Digging Deeper

Digging Deeper

Insights into 5G "Thermal Issues"

07/30/2019 | 17 pages

Although it is evident to us there is a “thermal issue” that is currently impacting at least some 5G smartphones – we’ve seen it with the LG V50 in South Korea and more recently with the Samsung Galaxy S10 in the US – we’ve determined that the problem isn’t always what it appears to be.

Our Thanks.  This ongoing study would not be possible without the invaluable support of two of our test equipment partners, specifically Accuver Americas and Spirent Communications.
Thermal Issues Do Exist. We show snippets of results, which clearly demonstrate the smartphones report an RLF (Radio Link Failure) due to “Thermal” at which point the phones stop using the 5G NR radio bearer.

A Bit Suspect.  If the 5G circuitry was hot enough that it needed to turn itself off, and if it was due to 5G activity, then it should take more than a couple seconds of 5G connectivity with very low throughput for it to happen (something we observed and document in this report). Furthermore, in our nearly two decades of doing this type of testing we’ve encountered phones that have gotten truly hot, yet with some rare exceptions they continued to work. In our most recent testing, our two Galaxy S10 smartphones (one locked to LTE) were only warm to the touch with no discernable difference in temperature between the two phones, which were running concurrently during some of our tests.

Other Factors.  In this Signals Flash we show other factors which can make it seem like the phone disabled the 5G radio. We also point out the 5G icon displayed on the smartphone is an extremely poor indicator of which radio bearer the phone is using. The only reliable means is to examine physical layer parameters, such as the physical layer throughput, to determine if the user plane traffic is going over 5G, LTE, 5G + LTE, or LTE with LAA.
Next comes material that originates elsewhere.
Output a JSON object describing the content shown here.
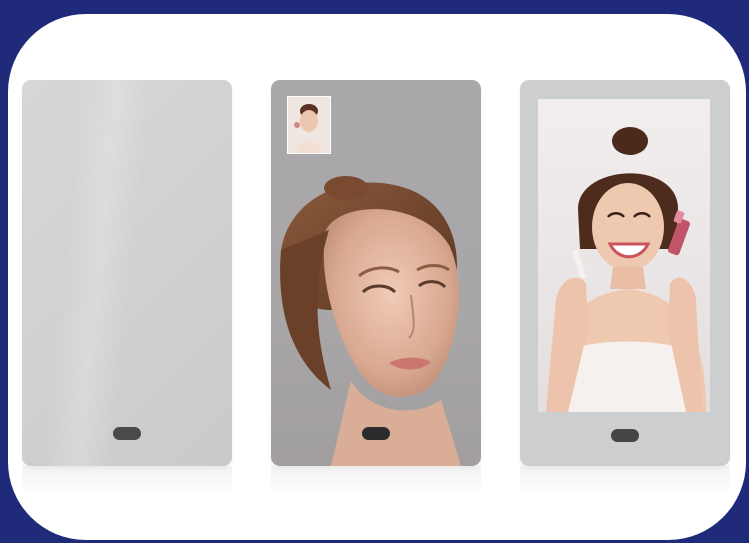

Coming Soon.  We’ll have the full Signals Ahead report out later this month. The report will focus on the complementary roles of 5G NR, LTE and LAA (License Assisted Access). Although it has received little, if any attention, a smartphone receiving data over T-Mobile’s 5G network is also receiving simultaneous data on up to two LTE carriers. Additionally, when the smartphone isn’t using 5G NR, it can tap into the operator’s LAA coverage.